● **Provided entries**:
※ ※ ※
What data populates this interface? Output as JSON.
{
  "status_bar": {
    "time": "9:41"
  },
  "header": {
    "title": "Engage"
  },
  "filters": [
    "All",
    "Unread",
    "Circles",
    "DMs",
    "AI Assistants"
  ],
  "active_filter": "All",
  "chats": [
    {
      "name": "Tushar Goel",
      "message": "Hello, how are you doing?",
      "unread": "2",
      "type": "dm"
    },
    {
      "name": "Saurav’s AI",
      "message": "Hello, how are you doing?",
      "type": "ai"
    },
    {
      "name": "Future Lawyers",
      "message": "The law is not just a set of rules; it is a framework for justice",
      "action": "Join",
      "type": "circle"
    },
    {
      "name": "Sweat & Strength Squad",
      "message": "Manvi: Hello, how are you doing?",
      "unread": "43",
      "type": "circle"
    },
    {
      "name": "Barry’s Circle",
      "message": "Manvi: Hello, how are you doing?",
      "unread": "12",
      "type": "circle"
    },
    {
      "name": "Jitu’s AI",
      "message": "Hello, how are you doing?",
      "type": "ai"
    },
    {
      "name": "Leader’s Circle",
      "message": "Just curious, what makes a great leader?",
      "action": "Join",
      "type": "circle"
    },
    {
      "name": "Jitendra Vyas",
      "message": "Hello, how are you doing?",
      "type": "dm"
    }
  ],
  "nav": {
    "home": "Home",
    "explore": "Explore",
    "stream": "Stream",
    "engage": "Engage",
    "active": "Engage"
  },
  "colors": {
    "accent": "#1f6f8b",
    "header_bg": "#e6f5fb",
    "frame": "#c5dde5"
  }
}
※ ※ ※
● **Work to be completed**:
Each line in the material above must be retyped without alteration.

● **Your response**:
What data populates this interface? Output as JSON.
{
  "status_bar": {
    "time": "9:41"
  },
  "header": {
    "title": "Engage"
  },
  "filters": [
    "All",
    "Unread",
    "Circles",
    "DMs",
    "AI Assistants"
  ],
  "active_filter": "All",
  "chats": [
    {
      "name": "Tushar Goel",
      "message": "Hello, how are you doing?",
      "unread": "2",
      "type": "dm"
    },
    {
      "name": "Saurav’s AI",
      "message": "Hello, how are you doing?",
      "type": "ai"
    },
    {
      "name": "Future Lawyers",
      "message": "The law is not just a set of rules; it is a framework for justice",
      "action": "Join",
      "type": "circle"
    },
    {
      "name": "Sweat & Strength Squad",
      "message": "Manvi: Hello, how are you doing?",
      "unread": "43",
      "type": "circle"
    },
    {
      "name": "Barry’s Circle",
      "message": "Manvi: Hello, how are you doing?",
      "unread": "12",
      "type": "circle"
    },
    {
      "name": "Jitu’s AI",
      "message": "Hello, how are you doing?",
      "type": "ai"
    },
    {
      "name": "Leader’s Circle",
      "message": "Just curious, what makes a great leader?",
      "action": "Join",
      "type": "circle"
    },
    {
      "name": "Jitendra Vyas",
      "message": "Hello, how are you doing?",
      "type": "dm"
    }
  ],
  "nav": {
    "home": "Home",
    "explore": "Explore",
    "stream": "Stream",
    "engage": "Engage",
    "active": "Engage"
  },
  "colors": {
    "accent": "#1f6f8b",
    "header_bg": "#e6f5fb",
    "frame": "#c5dde5"
  }
}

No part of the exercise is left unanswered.